=== Data ===

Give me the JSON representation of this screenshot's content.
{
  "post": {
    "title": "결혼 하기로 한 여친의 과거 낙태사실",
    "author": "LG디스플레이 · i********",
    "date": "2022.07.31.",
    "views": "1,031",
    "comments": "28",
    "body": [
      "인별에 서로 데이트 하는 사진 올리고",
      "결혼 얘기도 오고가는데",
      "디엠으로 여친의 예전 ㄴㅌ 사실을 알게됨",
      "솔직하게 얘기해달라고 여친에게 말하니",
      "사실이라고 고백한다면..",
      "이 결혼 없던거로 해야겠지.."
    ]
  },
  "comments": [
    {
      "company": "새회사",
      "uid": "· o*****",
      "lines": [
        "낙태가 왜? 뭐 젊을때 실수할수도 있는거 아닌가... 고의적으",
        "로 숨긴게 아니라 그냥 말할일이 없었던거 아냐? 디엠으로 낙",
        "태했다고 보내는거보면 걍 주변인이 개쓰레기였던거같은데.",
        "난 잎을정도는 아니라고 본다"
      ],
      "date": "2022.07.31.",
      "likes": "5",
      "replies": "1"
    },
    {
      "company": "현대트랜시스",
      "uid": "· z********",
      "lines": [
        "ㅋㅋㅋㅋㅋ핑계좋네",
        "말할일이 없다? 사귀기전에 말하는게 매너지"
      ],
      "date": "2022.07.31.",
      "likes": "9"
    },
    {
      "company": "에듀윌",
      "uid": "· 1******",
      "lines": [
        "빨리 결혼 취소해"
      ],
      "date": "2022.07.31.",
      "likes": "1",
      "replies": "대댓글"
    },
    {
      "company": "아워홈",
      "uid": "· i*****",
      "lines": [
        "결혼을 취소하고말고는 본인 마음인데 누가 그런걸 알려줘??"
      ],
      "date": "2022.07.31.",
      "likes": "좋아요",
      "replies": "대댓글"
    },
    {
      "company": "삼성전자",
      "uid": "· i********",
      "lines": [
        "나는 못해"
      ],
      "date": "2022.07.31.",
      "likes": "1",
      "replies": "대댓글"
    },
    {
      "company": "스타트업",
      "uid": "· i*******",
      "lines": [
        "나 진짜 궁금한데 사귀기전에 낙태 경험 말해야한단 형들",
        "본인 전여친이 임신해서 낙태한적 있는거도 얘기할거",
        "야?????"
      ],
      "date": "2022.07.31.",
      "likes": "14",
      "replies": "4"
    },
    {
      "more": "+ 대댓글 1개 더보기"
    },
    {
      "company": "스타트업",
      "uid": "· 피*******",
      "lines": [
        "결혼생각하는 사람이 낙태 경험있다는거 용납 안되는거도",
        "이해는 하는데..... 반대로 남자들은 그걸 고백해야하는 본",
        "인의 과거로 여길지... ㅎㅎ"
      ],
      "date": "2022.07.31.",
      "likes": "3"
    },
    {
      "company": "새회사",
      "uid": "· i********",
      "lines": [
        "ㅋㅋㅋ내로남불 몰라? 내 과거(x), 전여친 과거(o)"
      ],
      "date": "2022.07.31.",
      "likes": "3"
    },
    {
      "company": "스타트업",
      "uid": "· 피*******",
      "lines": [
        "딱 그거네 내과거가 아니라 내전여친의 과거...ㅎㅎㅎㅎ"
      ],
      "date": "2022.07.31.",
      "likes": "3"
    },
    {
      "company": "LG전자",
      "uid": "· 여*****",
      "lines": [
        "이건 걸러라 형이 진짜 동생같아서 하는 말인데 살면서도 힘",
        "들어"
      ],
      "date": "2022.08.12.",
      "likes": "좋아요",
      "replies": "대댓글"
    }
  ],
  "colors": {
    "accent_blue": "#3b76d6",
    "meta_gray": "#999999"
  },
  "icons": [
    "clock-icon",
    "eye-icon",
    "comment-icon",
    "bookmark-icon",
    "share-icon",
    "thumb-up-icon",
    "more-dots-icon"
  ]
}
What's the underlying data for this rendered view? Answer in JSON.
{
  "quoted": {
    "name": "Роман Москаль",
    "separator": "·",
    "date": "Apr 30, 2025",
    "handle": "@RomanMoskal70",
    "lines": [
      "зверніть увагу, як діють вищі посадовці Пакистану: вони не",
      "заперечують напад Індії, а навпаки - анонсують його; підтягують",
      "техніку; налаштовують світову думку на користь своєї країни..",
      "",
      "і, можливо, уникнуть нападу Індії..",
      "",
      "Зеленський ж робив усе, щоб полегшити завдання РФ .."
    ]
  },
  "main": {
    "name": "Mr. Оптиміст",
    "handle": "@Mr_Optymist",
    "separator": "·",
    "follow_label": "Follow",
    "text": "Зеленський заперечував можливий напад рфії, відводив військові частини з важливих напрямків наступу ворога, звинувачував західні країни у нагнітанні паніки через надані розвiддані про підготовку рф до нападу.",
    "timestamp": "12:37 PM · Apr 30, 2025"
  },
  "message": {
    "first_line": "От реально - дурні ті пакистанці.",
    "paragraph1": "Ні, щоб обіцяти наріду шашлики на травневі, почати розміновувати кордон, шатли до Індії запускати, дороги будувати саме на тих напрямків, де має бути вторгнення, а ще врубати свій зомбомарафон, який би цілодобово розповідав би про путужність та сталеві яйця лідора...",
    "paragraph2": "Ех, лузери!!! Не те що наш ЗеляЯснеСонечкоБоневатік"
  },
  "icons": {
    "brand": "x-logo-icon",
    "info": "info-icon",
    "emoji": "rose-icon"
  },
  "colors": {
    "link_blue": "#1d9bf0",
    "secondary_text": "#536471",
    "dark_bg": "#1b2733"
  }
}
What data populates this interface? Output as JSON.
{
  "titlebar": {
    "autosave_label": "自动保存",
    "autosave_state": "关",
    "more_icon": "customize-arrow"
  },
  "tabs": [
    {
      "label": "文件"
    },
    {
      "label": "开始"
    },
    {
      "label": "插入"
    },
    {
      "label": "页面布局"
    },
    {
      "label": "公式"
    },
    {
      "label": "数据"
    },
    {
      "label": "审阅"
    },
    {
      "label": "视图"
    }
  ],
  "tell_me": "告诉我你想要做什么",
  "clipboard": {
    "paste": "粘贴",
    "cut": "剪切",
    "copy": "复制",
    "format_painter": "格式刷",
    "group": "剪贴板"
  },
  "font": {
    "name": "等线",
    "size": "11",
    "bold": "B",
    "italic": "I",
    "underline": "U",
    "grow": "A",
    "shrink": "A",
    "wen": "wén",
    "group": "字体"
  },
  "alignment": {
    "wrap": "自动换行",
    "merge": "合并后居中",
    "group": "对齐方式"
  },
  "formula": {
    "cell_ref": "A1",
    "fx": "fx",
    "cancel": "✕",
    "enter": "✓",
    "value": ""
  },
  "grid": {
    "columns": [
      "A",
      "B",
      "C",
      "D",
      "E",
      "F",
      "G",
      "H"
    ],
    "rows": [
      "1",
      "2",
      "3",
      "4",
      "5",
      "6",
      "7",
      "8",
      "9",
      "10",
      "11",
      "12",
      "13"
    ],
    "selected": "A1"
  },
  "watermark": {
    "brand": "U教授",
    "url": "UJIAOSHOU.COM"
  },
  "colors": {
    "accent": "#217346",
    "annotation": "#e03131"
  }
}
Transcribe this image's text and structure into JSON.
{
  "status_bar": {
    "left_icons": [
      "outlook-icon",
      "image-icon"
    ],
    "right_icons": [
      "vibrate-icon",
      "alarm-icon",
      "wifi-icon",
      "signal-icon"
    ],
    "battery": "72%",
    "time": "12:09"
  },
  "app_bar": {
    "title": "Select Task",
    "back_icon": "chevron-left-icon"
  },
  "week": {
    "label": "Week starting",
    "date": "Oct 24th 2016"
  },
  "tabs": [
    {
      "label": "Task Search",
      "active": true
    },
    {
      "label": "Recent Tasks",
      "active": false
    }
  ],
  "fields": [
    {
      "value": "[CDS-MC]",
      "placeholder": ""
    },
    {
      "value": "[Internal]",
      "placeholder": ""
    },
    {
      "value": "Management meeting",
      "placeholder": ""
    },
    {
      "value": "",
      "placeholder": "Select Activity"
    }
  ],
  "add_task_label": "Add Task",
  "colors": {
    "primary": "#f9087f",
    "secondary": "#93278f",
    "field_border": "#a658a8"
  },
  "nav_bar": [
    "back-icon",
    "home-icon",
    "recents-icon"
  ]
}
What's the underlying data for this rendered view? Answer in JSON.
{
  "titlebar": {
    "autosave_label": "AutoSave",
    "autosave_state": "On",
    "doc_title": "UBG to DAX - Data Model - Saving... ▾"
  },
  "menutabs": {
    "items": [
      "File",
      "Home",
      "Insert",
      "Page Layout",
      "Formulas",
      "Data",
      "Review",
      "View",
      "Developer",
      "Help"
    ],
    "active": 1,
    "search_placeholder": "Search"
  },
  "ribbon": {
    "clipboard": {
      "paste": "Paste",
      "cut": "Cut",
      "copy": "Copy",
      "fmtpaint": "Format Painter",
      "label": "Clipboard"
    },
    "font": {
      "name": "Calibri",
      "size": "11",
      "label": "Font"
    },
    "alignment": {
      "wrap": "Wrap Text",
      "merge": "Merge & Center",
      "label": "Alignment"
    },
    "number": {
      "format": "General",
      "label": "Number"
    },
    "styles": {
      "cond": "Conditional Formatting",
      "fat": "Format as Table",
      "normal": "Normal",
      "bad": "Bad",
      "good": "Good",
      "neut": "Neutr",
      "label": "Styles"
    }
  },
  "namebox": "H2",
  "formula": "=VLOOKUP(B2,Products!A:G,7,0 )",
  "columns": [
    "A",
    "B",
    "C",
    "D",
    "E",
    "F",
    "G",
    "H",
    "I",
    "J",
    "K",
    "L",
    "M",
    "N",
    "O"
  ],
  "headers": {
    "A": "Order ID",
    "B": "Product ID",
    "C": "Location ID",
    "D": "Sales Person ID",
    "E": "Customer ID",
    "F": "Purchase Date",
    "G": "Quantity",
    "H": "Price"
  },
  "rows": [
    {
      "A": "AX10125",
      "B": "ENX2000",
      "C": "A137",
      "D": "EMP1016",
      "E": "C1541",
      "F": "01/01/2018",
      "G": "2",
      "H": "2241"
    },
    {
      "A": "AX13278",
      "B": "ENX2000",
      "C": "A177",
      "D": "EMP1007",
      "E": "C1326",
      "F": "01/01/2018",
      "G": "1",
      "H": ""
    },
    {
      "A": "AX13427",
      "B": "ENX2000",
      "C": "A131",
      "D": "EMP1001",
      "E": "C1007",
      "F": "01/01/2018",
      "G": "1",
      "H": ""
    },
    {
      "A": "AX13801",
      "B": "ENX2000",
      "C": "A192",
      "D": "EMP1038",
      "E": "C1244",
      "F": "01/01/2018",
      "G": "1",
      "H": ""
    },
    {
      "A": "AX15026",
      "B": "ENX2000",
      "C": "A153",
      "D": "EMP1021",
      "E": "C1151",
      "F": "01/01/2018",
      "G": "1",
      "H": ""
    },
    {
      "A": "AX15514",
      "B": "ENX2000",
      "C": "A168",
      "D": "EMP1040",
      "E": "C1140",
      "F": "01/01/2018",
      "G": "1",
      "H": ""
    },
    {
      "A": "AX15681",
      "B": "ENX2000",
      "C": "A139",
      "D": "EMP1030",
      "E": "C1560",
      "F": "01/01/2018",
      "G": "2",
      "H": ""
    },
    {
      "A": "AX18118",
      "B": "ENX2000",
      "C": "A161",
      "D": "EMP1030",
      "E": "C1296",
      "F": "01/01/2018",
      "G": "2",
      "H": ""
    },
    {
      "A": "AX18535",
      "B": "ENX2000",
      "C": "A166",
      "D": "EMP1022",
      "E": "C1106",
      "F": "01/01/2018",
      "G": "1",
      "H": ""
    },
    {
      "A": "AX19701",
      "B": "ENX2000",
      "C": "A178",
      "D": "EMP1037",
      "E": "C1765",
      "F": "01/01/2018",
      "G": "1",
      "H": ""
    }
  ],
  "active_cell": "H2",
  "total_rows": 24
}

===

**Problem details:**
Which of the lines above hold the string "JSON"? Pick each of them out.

**Answer box:**
Give me the JSON representation of this screenshot's content.
What's the underlying data for this rendered view? Answer in JSON.
What data populates this interface? Output as JSON.
Transcribe this image's text and structure into JSON.
What's the underlying data for this rendered view? Answer in JSON.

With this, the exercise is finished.